**Collection entries**

++++++

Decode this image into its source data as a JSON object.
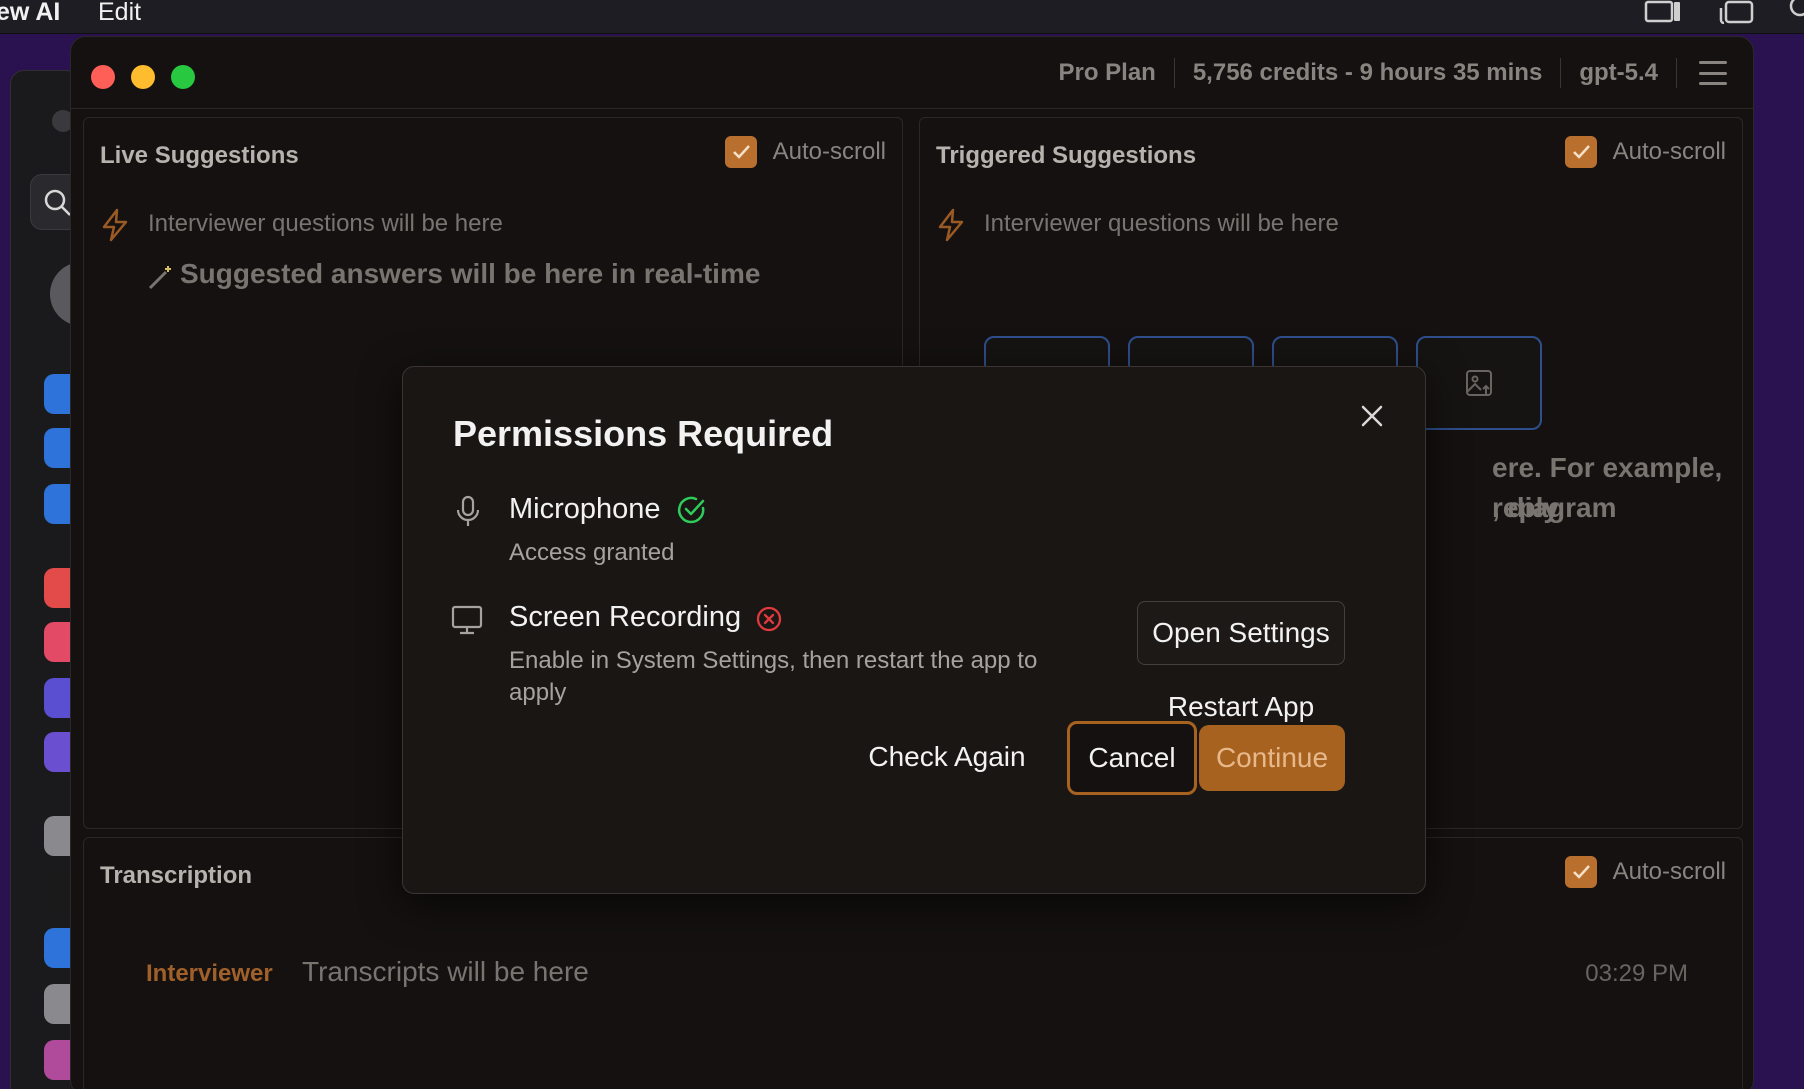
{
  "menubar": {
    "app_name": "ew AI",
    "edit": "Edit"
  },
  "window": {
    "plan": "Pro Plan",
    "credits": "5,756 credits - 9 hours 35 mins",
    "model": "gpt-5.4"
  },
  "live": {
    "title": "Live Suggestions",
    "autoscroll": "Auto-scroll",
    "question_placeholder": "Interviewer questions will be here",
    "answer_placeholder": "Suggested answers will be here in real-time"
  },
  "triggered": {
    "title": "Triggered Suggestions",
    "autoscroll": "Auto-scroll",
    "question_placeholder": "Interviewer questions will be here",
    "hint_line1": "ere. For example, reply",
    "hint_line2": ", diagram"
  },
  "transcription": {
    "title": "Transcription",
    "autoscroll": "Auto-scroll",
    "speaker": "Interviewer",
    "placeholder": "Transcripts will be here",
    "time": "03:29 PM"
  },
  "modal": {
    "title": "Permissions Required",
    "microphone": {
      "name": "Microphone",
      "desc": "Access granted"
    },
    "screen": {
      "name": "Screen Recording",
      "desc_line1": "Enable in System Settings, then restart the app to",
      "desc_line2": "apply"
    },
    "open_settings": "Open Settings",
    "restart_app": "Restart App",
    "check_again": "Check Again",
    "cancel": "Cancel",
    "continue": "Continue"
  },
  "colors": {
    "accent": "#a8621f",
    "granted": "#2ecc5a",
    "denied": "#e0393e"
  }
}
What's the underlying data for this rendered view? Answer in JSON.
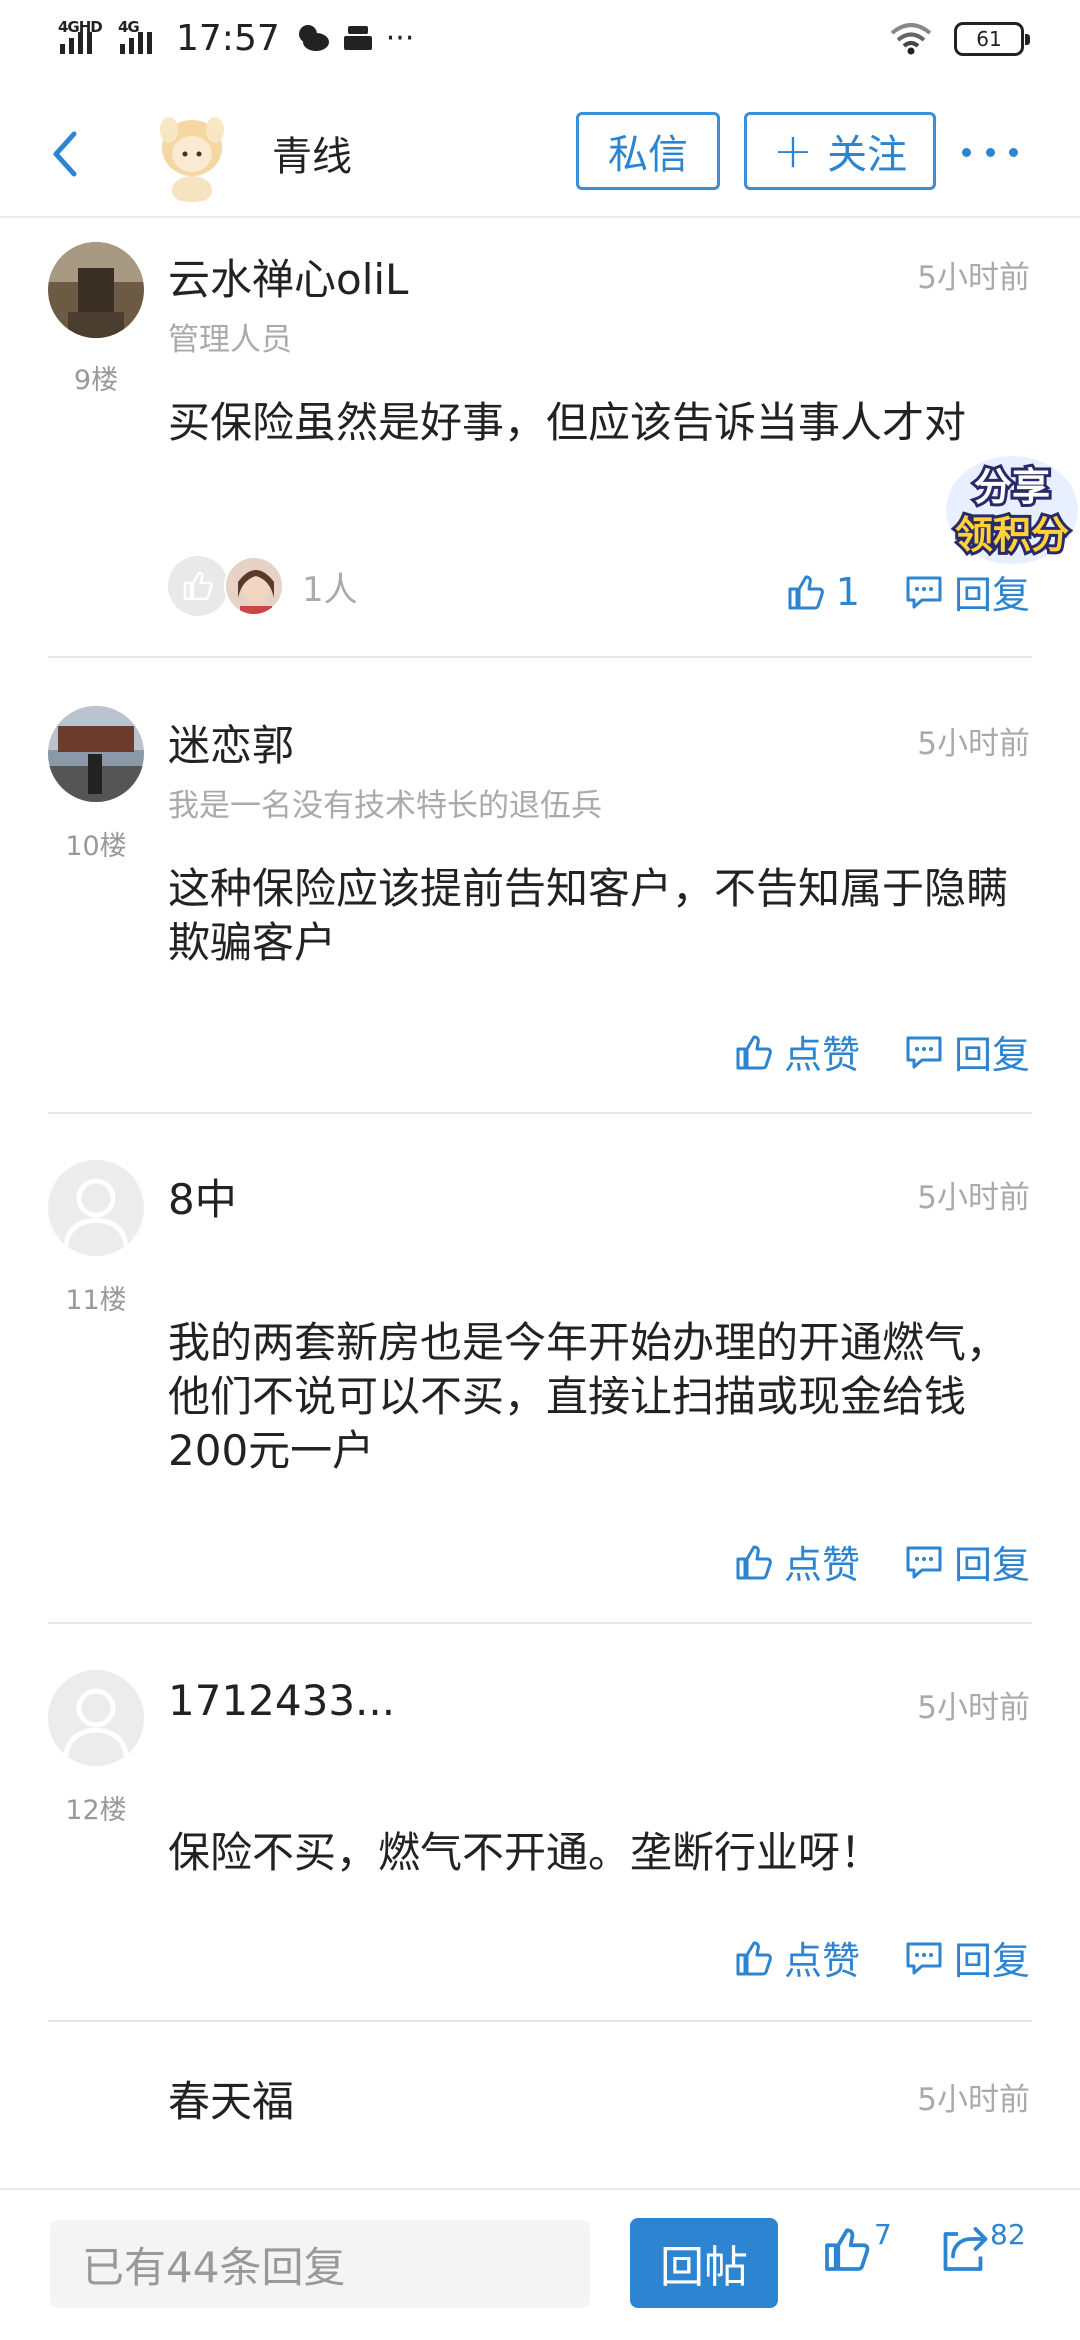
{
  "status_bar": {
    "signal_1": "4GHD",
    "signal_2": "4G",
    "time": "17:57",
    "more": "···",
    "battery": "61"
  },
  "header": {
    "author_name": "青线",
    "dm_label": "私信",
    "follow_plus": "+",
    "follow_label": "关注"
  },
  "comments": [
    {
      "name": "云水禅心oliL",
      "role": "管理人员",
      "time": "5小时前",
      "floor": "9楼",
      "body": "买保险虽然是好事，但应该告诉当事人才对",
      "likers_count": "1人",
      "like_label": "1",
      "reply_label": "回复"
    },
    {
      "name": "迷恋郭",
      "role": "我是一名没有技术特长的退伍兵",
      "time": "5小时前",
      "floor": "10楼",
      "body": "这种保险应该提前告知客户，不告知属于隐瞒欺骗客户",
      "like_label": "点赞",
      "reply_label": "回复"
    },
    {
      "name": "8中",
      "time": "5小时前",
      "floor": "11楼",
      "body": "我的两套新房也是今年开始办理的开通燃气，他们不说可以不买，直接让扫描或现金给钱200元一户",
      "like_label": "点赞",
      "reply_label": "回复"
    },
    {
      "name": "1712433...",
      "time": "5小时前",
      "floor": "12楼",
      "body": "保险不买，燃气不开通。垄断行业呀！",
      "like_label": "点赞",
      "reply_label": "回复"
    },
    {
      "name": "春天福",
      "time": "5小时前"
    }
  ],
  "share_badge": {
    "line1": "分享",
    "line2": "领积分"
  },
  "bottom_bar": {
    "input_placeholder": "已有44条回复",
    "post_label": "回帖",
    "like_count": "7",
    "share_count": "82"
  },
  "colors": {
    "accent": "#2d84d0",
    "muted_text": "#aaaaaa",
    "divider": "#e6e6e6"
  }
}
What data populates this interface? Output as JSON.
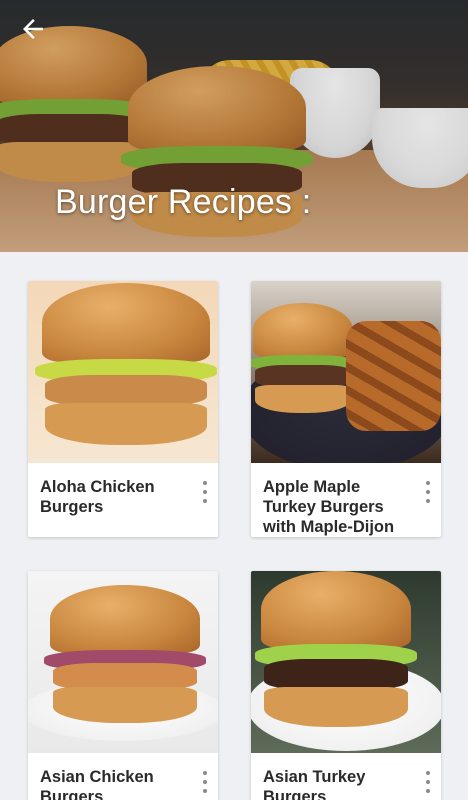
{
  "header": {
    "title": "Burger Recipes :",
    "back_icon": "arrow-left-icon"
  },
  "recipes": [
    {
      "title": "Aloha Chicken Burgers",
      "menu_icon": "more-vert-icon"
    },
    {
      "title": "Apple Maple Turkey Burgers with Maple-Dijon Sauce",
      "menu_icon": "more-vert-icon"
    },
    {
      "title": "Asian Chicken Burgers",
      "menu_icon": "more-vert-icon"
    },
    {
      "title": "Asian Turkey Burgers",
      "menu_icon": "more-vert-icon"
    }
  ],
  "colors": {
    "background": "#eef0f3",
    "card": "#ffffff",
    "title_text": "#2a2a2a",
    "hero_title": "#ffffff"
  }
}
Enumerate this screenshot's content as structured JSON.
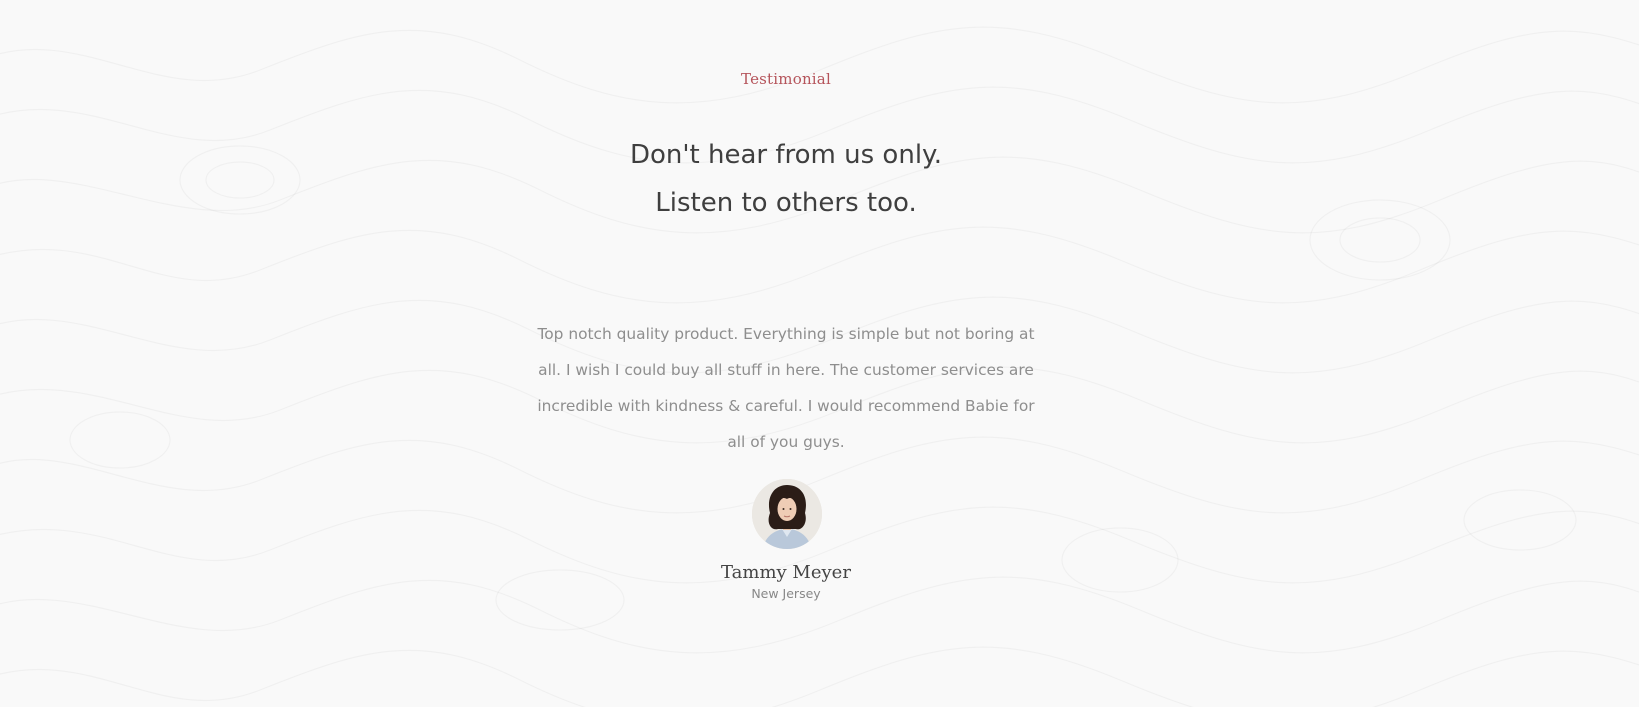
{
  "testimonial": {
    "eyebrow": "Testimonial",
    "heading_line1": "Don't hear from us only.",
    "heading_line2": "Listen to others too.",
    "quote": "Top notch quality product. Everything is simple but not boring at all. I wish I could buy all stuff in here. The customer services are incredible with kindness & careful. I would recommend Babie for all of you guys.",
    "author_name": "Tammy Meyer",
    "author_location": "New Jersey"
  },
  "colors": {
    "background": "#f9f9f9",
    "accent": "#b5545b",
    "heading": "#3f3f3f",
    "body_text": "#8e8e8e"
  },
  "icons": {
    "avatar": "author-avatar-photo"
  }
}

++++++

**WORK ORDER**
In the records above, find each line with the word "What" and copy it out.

**ANSWER**
What's the underlying data for this rendered view? Answer in JSON.
What data populates this interface? Output as JSON.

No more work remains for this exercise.